Start of Block

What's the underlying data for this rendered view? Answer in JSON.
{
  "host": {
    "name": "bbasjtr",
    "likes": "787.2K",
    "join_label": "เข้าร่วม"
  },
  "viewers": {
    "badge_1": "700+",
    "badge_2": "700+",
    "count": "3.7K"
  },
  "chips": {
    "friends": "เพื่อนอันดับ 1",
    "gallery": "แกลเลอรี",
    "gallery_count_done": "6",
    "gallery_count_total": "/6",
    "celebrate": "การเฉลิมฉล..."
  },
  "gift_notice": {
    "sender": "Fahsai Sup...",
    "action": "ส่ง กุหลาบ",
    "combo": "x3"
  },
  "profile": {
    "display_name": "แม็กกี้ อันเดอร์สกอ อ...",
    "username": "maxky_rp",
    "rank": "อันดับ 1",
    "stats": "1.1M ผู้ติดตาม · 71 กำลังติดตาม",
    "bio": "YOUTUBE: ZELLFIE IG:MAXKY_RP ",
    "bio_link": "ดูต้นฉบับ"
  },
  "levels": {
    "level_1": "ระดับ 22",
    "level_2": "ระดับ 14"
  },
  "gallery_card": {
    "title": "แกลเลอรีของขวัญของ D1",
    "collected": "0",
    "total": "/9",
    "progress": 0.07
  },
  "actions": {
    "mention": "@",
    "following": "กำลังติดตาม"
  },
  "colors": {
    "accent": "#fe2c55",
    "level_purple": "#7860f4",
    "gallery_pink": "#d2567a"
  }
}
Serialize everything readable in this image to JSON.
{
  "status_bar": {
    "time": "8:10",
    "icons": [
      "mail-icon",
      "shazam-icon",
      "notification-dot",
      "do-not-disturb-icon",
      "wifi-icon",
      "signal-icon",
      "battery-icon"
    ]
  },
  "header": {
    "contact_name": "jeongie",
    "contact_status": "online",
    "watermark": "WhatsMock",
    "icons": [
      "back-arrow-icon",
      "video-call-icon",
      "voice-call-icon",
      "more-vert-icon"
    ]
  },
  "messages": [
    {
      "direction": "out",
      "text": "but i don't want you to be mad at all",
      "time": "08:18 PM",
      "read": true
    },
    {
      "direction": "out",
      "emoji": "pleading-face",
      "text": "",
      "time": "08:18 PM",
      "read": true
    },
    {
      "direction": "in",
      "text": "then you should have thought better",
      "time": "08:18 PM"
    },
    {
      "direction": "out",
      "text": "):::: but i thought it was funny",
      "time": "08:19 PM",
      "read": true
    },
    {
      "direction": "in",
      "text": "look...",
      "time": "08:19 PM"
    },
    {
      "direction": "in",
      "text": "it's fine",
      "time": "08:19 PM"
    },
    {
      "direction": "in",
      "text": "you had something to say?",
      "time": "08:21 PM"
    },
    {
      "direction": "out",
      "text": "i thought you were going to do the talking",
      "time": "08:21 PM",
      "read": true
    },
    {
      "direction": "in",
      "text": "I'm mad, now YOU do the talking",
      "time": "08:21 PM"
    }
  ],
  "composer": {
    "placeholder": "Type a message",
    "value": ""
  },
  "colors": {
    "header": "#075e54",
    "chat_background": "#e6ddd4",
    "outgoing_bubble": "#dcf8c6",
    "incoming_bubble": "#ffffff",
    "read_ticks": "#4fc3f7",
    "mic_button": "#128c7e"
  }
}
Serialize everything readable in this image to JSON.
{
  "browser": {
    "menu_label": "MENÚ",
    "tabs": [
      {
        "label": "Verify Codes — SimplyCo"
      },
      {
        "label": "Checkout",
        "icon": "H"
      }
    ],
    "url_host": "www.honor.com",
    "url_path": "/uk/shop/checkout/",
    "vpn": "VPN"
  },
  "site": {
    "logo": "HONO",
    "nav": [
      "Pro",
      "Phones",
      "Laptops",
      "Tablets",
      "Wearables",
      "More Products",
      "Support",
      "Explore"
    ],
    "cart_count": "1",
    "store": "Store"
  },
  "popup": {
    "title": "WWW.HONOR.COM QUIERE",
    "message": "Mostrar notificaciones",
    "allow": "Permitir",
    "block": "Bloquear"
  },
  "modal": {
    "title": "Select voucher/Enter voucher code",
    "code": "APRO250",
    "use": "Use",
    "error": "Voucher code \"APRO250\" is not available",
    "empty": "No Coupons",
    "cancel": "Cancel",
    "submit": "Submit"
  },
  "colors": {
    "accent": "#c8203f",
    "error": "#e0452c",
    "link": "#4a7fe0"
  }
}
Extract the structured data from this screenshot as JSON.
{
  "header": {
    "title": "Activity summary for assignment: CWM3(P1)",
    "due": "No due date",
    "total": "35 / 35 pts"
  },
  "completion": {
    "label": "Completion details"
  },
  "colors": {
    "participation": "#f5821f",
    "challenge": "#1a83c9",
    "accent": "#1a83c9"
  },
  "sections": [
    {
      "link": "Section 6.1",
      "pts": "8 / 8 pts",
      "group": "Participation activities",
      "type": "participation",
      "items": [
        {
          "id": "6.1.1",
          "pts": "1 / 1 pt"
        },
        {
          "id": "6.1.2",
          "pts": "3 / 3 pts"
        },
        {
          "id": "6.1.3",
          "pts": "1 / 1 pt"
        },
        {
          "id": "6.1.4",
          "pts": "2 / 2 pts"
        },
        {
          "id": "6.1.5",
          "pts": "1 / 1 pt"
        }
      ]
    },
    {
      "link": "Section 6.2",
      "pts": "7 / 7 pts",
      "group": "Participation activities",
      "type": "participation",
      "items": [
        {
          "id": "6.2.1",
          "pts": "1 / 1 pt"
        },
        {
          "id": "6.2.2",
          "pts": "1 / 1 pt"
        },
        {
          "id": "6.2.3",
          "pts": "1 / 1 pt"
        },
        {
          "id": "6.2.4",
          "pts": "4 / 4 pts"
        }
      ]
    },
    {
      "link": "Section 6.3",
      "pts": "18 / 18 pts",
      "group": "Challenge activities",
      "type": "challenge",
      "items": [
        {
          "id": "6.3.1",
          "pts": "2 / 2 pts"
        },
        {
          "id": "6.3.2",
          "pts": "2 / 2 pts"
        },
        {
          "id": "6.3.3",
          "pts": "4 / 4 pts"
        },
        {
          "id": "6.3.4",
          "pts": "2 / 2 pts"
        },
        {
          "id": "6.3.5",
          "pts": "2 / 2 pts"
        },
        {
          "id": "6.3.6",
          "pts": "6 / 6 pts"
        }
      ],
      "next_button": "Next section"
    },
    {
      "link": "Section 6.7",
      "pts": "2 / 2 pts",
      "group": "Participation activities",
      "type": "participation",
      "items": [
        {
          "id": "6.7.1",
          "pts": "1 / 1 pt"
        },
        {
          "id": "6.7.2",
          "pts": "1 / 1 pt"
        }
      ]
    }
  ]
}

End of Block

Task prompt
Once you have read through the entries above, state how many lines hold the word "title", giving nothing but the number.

Expected answer
4